MARCO COLLARETA was born in Merano (BZ) on 8 March 1952. He graduated in 1975 from the University of Pisa with a thesis on the history of art criticism. He was a researcher at the Scuola Normale Superiore of Pisa from 1980 to 1993; associate professor at the University of Udine from 1993 to 1997 and at the Scuola Normale Superiore of Pisa from 1997 to 2002; full professor at the University of Bergamo from 2002 to 2008. Since 2008 he has been teaching as full professor at the University of Pisa. His research interests focus on European art between the Late Middle Ages and the early modern era, with contributions relating to the history of the arts system, the birth of the artist’s biography, and the technical and stylistic aspects of the history of sculpture and goldsmith’s art.

Donatello. The Renaissance

This short paper consists of a review of the exhibition Donatello. Il Rinascimento, held in Florence from March 19 to July 31 2022, and of its catalog. After a brief profile of the great sculptor’s critical fortune, the paper gives an account of the extensive essay that frames the exhibition and the publishing initiative, of the different sections of the exhibition and catalog, and of the files accompanying the objects on display. The excellent judgment expressed in this review is motivated by the soundness of the general project and by its ability to stimulate questions from the more or less educated user. In particular, the methodological approach exploited by the curator Francesco Caglioti and his collaborators Laura Cavazzini, Aldo Galli and Neville Rowley is emphasized.

DANIELA RUCCO holds a PhD and is currently an expert in contemporary art history, methodology of research and teaching at the Department of Cultural Heritage of the University of Salento. The main interests of the artistic research, started in 2009, are focused on the study of the southern art of the nineteenth and twentieth century with particular regard to the Neapolitan sculpture for what concerns the monographic publication dedicated to Raffaele Belliazzi (1935-1917) and the figurative arts of Terra d’Otranto with particular reference to the investigations related to the Salento-born Stanislao Sidoti (1837-1922). Her publications are also dedicated to some of the most influential artists of the late 20th century. She has participated in seminars and conferences of national importance.

On the sidelines of the recent exhibition in Lecce. Reflections on the sculptural production of Francesco De Matteis, drawing from contexts of Salento and Neapolitan area

The personality of Francesco De Matteis, sculptor, interior decorator, plasticizer and caricaturist from Salento, emerges from oblivion in the first anthological exhibition Francesco De Matteis. 1852-1917, set up in the spaces of the Historical Museum of Lecce (MUST). The project was born from the need to start drafting a first systematic and monographic reorganization of De Matteis’ artistic production.
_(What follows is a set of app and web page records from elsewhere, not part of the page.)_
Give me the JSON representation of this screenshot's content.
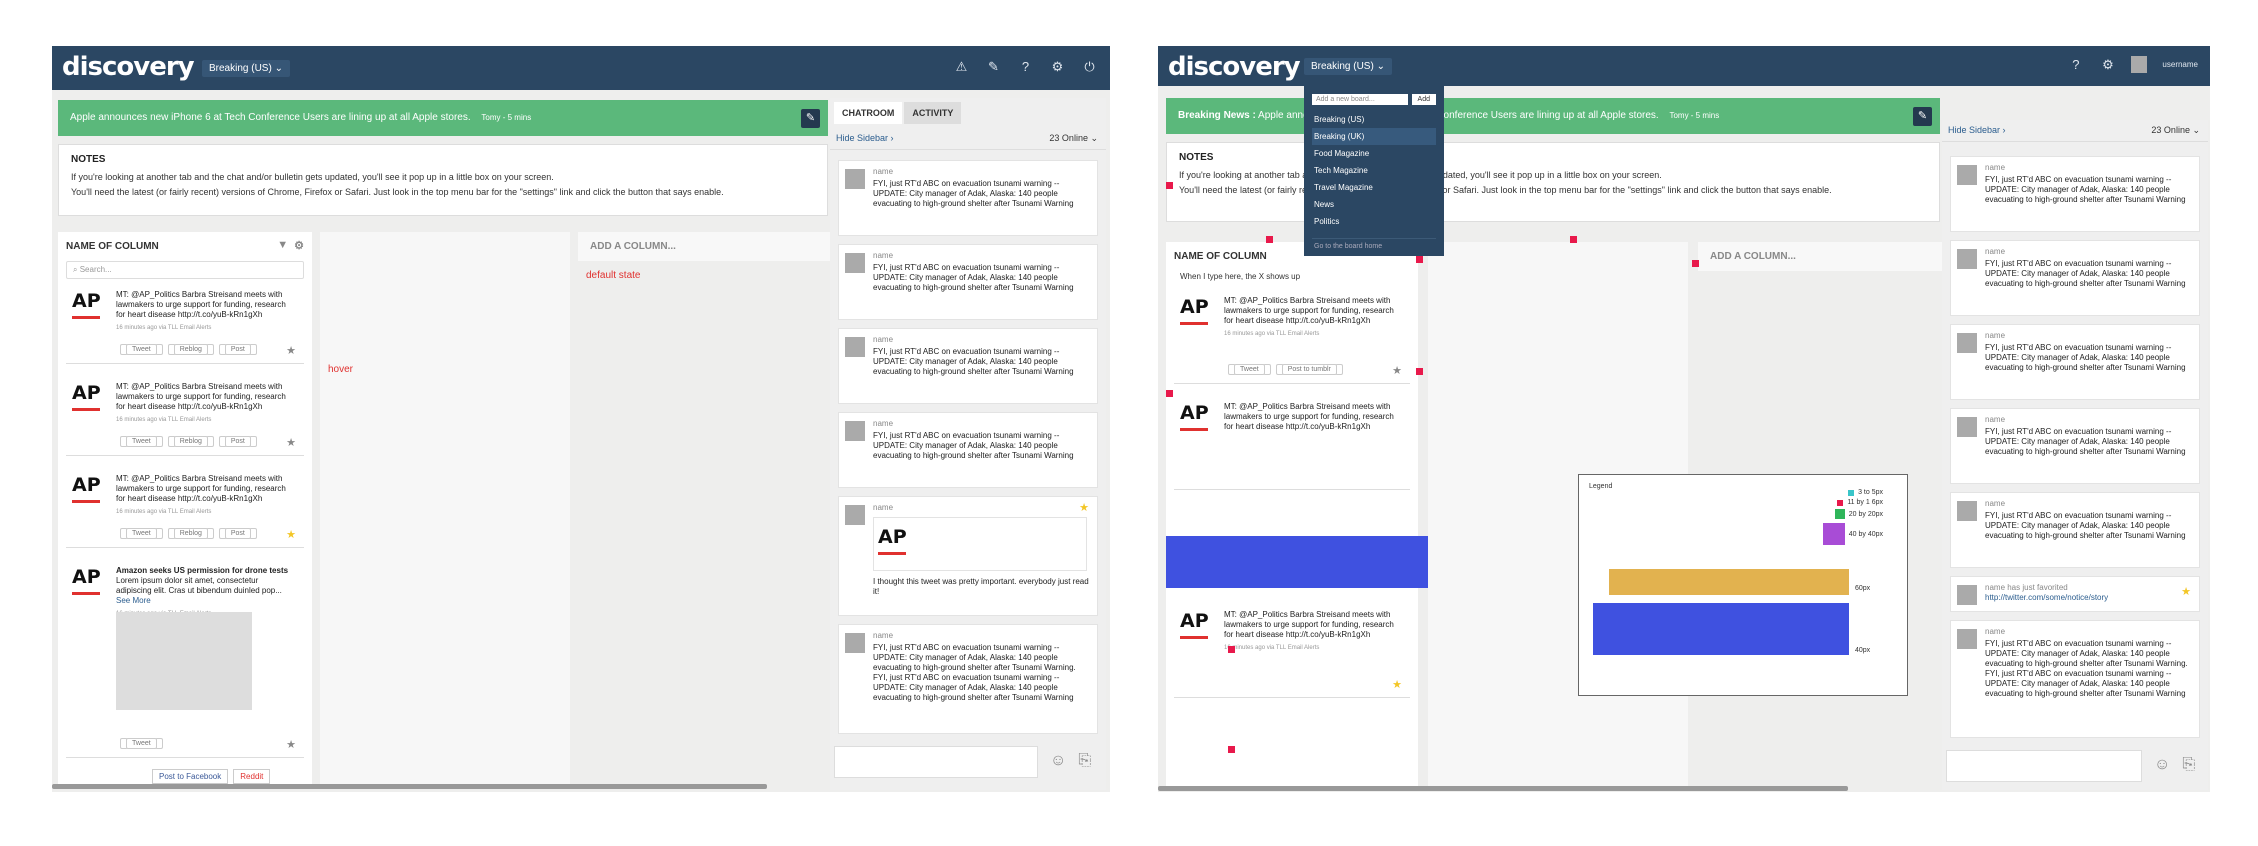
{
  "app": {
    "logo": "discovery",
    "board_label": "Breaking (US)",
    "username": "username"
  },
  "left": {
    "alert": {
      "text": "Apple announces new iPhone 6 at Tech Conference Users are lining up at all Apple stores.",
      "time": "Tomy - 5 mins"
    },
    "notes": {
      "title": "NOTES",
      "line1": "If you're looking at another tab and the chat and/or bulletin gets updated, you'll see it pop up in a little box on your screen.",
      "line2": "You'll need the latest (or fairly recent) versions of Chrome, Firefox or Safari. Just look in the top menu bar for the \"settings\" link and click the button that says enable."
    },
    "column": {
      "title": "NAME OF COLUMN",
      "search_placeholder": "Search...",
      "cards": [
        {
          "text": "MT: @AP_Politics Barbra Streisand meets with lawmakers to urge support for funding, research for heart disease http://t.co/yuB-kRn1gXh",
          "meta": "16 minutes ago via TLL Email Alerts"
        },
        {
          "text": "MT: @AP_Politics Barbra Streisand meets with lawmakers to urge support for funding, research for heart disease http://t.co/yuB-kRn1gXh",
          "meta": "16 minutes ago via TLL Email Alerts"
        },
        {
          "text": "MT: @AP_Politics Barbra Streisand meets with lawmakers to urge support for funding, research for heart disease http://t.co/yuB-kRn1gXh",
          "meta": "16 minutes ago via TLL Email Alerts"
        },
        {
          "title": "Amazon seeks US permission for drone tests",
          "text": "Lorem ipsum dolor sit amet, consectetur adipiscing elit. Cras ut bibendum duinled pop...",
          "more": "See More",
          "meta": "16 minutes ago via TLL Email Alerts"
        }
      ],
      "tweet": "Tweet",
      "reblog": "Reblog",
      "post": "Post",
      "post_facebook": "Post to Facebook",
      "reddit": "Reddit"
    },
    "hover_label": "hover",
    "default_label": "default state",
    "add_column": "ADD A COLUMN...",
    "tabs": [
      "CHATROOM",
      "ACTIVITY"
    ],
    "hide_sidebar": "Hide Sidebar",
    "online": "23 Online",
    "messages": [
      {
        "name": "name",
        "text": "FYI, just RT'd ABC on evacuation tsunami warning -- UPDATE: City manager of Adak, Alaska: 140 people evacuating to high-ground shelter after Tsunami Warning"
      },
      {
        "name": "name",
        "text": "FYI, just RT'd ABC on evacuation tsunami warning -- UPDATE: City manager of Adak, Alaska: 140 people evacuating to high-ground shelter after Tsunami Warning"
      },
      {
        "name": "name",
        "text": "FYI, just RT'd ABC on evacuation tsunami warning -- UPDATE: City manager of Adak, Alaska: 140 people evacuating to high-ground shelter after Tsunami Warning"
      },
      {
        "name": "name",
        "text": "FYI, just RT'd ABC on evacuation tsunami warning -- UPDATE: City manager of Adak, Alaska: 140 people evacuating to high-ground shelter after Tsunami Warning"
      },
      {
        "name": "name",
        "text": "I thought this tweet was pretty important. everybody just read it!"
      },
      {
        "name": "name",
        "text": "FYI, just RT'd ABC on evacuation tsunami warning -- UPDATE: City manager of Adak, Alaska: 140 people evacuating to high-ground shelter after Tsunami Warning. FYI, just RT'd ABC on evacuation tsunami warning -- UPDATE: City manager of Adak, Alaska: 140 people evacuating to high-ground shelter after Tsunami Warning"
      }
    ]
  },
  "right": {
    "alert": {
      "prefix": "Breaking News :",
      "text": "Apple announces new iPhone 6 at Tech Conference Users are lining up at all Apple stores.",
      "time": "Tomy - 5 mins"
    },
    "dropdown": {
      "placeholder": "Add a new board...",
      "add": "Add",
      "options": [
        "Breaking (US)",
        "Breaking (UK)",
        "Food Magazine",
        "Tech Magazine",
        "Travel Magazine",
        "News",
        "Politics"
      ],
      "goto": "Go to the board home"
    },
    "column_title": "NAME OF COLUMN",
    "typing_hint": "When I type here, the X shows up",
    "add_column": "ADD A COLUMN...",
    "hide_sidebar": "Hide Sidebar",
    "online": "23 Online",
    "post_to_tumblr": "Post to tumblr",
    "legend": {
      "title": "Legend",
      "items": [
        "3 to 5px",
        "11 by 1 6px",
        "20 by 20px",
        "40 by 40px",
        "60px",
        "40px"
      ]
    },
    "favorited": {
      "name": "name has just favorited",
      "link": "http://twitter.com/some/notice/story"
    }
  },
  "colors": {
    "topbar": "#2b4763",
    "alert": "#5bb87b",
    "accent": "#e0312f",
    "star": "#f3c626"
  }
}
The artist from Salento trained at the workshop of Achille De Lucrezi in Lecce and worked on clay in local pottery factories, mainly in the laboratories of the Manufacture Paladini di San Pietro in Lama. The young De Matteis, like the other artists, lived in Lecce the fervor and cultural ferments of the post-unification era. On 5 February 1877 he began attending the Royal Institute of Fine Arts in Naples. He was admitted to the class of sculpture of Tommaso Solari and continued to update on small-format works, Drawing inspiration from the attendance with the eclecticism of the Neapolitan artistic environment and developing a production of sculpture of such a level to be counted among the most deserving of the panorama of southern sculpture of the late nineteenth and early twentieth centuries.